■ PROBLEM: Below are records; copy every line among them that contains the word "JSON".
(DATA LISTING)
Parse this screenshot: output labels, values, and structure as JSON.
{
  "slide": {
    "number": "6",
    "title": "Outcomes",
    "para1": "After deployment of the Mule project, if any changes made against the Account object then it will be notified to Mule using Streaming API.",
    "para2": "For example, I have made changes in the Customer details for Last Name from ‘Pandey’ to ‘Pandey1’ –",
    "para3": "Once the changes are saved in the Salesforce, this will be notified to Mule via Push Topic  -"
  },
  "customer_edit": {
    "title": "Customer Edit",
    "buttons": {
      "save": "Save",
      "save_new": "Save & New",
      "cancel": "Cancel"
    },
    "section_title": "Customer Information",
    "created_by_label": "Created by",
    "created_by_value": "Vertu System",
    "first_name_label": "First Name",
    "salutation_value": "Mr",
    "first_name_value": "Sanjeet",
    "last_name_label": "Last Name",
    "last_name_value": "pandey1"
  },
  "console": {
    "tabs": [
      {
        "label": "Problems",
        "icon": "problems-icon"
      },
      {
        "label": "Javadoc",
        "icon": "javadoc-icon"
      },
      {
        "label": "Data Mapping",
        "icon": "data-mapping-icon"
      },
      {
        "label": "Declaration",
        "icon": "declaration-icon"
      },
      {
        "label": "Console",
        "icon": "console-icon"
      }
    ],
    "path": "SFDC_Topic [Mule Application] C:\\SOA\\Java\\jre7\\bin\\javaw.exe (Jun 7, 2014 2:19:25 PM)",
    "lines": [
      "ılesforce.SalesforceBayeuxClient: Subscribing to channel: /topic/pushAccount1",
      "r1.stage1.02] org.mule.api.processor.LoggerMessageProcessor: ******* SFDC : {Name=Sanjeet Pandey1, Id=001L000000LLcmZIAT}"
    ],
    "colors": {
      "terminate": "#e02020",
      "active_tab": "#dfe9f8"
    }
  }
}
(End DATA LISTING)
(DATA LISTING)
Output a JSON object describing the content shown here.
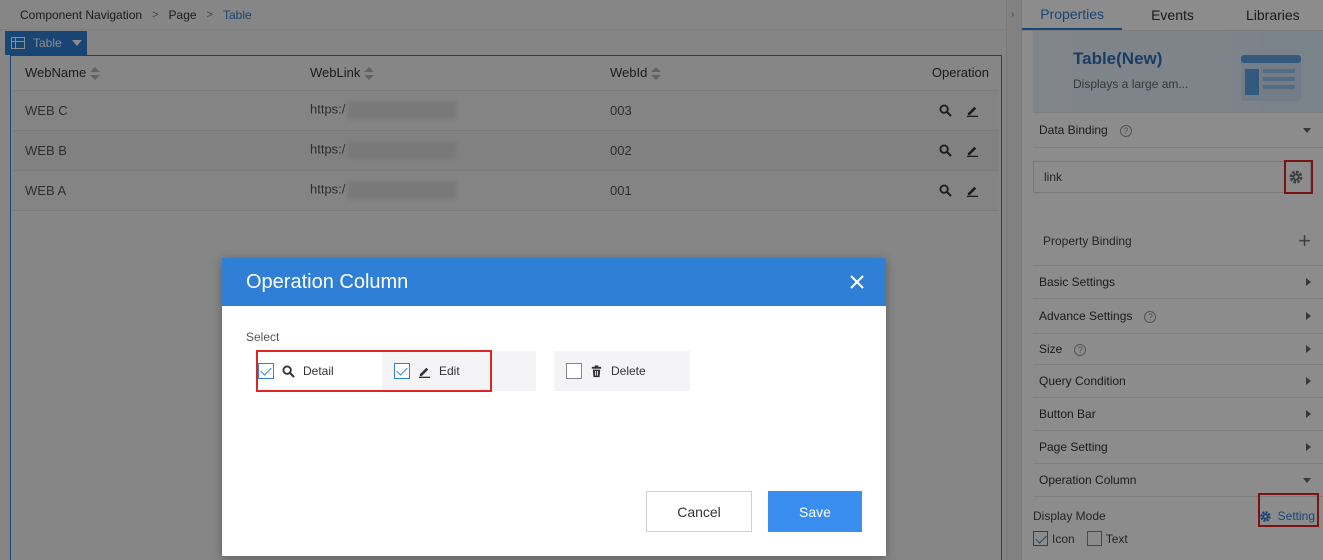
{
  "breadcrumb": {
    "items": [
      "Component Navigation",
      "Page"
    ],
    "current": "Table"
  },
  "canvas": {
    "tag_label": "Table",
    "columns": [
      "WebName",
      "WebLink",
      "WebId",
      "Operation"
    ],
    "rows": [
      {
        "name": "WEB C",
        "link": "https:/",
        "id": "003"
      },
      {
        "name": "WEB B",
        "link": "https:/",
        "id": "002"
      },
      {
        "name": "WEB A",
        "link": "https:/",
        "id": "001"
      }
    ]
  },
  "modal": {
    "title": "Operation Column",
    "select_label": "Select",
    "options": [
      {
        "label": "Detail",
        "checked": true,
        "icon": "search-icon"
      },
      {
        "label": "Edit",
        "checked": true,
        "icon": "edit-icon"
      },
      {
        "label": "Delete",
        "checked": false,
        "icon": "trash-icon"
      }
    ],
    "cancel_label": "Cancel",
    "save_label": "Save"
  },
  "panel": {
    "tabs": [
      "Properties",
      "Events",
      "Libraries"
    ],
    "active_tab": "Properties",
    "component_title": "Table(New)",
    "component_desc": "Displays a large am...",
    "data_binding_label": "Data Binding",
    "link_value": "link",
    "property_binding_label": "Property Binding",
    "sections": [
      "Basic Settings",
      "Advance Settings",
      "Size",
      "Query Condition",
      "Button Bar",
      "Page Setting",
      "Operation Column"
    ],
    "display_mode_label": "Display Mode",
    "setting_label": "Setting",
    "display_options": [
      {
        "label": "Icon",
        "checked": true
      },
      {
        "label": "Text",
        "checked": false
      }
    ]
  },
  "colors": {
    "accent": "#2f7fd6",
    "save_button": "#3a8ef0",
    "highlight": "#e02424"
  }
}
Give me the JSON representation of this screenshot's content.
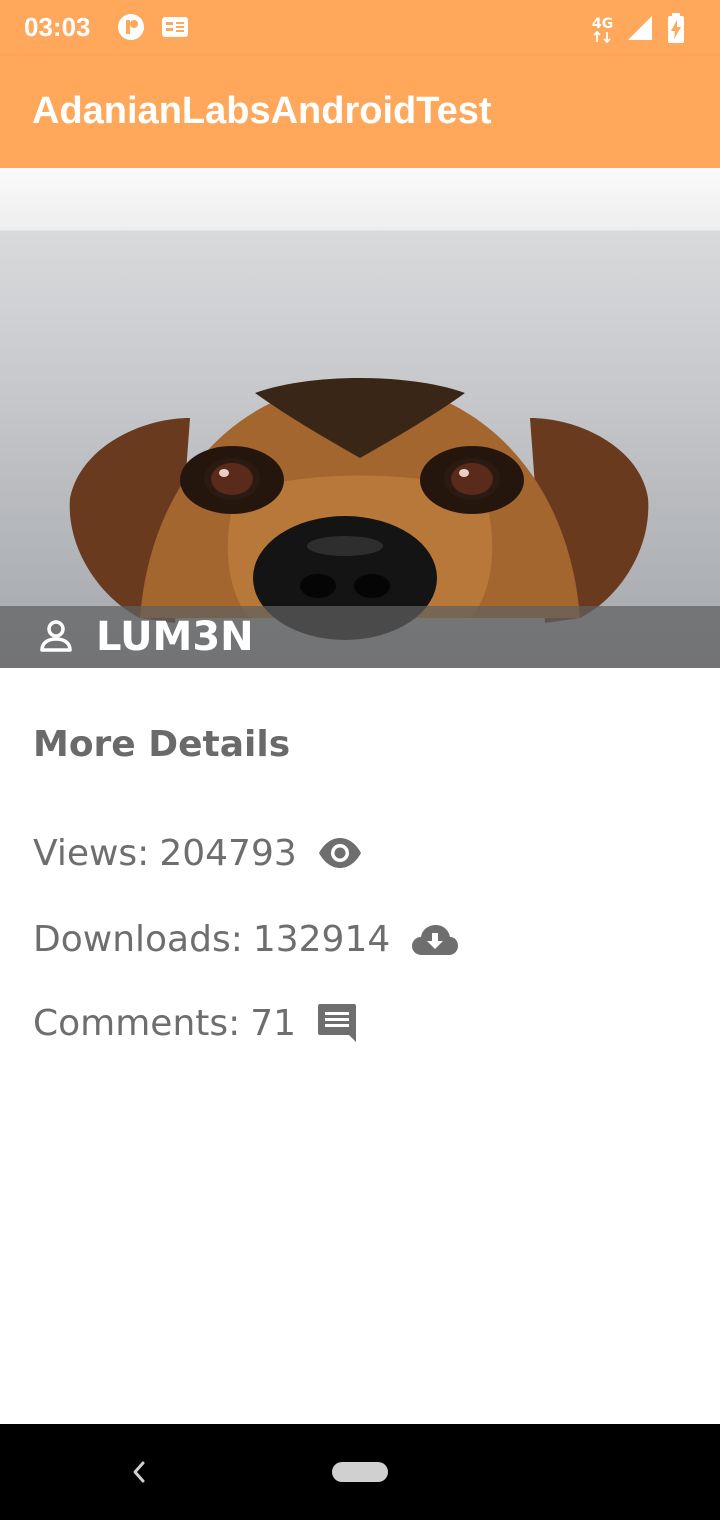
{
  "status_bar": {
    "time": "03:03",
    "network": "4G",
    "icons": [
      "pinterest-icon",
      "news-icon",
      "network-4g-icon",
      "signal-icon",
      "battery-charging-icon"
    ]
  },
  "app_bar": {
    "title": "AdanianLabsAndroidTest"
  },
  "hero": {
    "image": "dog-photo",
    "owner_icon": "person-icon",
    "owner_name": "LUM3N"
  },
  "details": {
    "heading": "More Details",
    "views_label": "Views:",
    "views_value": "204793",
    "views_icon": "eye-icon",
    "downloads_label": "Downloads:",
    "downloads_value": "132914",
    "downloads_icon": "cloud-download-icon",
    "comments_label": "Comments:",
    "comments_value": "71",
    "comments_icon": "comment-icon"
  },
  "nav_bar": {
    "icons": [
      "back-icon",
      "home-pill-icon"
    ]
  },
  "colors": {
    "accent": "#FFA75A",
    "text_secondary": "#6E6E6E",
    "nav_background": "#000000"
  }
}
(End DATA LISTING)
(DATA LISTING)
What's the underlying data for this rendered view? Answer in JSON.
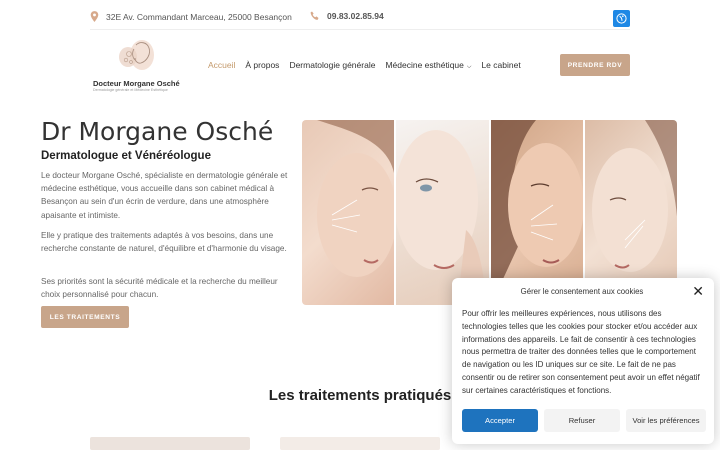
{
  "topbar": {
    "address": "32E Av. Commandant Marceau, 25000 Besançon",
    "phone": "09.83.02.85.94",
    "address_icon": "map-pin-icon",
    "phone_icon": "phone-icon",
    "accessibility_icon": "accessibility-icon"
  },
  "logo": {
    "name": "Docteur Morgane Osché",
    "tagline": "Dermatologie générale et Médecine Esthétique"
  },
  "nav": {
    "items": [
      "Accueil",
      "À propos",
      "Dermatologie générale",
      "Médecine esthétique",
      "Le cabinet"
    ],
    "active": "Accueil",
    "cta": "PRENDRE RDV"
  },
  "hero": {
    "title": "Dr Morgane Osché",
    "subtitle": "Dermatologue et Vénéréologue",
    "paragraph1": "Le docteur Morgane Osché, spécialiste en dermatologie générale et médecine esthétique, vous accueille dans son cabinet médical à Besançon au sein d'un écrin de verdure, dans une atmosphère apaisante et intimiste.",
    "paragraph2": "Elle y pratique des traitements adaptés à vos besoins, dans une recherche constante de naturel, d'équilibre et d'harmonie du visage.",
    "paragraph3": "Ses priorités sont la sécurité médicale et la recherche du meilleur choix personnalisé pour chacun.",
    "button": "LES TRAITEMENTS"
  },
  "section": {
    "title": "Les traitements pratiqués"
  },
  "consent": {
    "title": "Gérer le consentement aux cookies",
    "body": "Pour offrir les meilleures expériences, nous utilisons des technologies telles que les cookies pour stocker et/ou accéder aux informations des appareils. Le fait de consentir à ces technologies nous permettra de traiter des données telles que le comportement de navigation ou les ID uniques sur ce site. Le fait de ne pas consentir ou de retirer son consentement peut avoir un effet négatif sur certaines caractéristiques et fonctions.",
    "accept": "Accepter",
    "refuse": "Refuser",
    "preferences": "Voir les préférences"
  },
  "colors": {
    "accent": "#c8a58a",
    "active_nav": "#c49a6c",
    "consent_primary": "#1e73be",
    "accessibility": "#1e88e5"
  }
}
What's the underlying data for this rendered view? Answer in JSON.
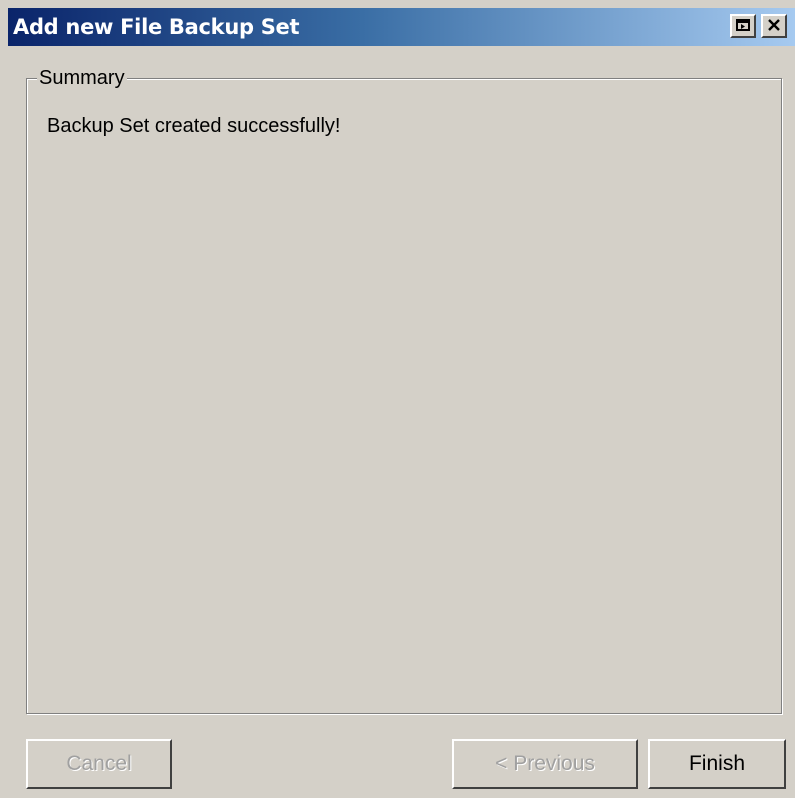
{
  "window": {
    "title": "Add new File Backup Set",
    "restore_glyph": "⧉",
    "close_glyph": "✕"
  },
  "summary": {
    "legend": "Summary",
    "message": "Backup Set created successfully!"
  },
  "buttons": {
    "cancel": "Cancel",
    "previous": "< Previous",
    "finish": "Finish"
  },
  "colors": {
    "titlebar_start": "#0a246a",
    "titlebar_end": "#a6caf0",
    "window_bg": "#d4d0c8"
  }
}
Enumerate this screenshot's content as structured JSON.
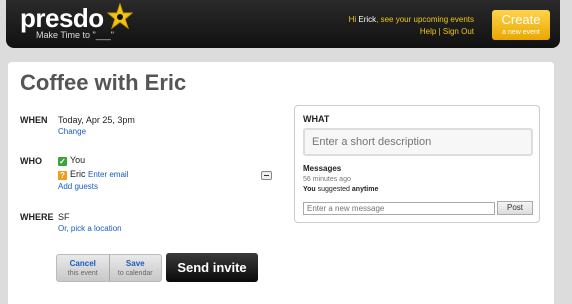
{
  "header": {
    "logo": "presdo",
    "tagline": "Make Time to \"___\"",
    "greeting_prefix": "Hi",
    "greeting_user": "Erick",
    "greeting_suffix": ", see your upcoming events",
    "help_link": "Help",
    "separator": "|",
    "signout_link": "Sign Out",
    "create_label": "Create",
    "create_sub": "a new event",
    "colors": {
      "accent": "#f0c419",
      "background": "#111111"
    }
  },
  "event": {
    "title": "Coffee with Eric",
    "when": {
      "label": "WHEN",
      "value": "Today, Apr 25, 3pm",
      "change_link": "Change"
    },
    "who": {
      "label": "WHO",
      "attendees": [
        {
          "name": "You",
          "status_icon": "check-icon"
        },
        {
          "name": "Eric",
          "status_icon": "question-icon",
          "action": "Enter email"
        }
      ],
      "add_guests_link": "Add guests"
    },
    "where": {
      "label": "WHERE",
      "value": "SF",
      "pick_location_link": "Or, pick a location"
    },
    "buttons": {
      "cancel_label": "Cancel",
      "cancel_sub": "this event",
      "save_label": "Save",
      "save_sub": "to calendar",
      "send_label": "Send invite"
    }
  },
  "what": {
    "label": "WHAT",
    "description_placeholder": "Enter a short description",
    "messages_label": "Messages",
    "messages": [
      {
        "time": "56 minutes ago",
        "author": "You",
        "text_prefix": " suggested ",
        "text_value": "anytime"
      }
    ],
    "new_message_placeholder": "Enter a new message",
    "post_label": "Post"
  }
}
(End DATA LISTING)
■ WRITTEN REPLY:
Parse this screenshot: output labels, values, and structure as JSON.
Output a JSON object describing the content shown here.
Give me the JSON representation of this screenshot's content.
What's the underlying data for this rendered view? Answer in JSON.
What's the underlying data for this rendered view? Answer in JSON.
Enumerate this screenshot's content as structured JSON.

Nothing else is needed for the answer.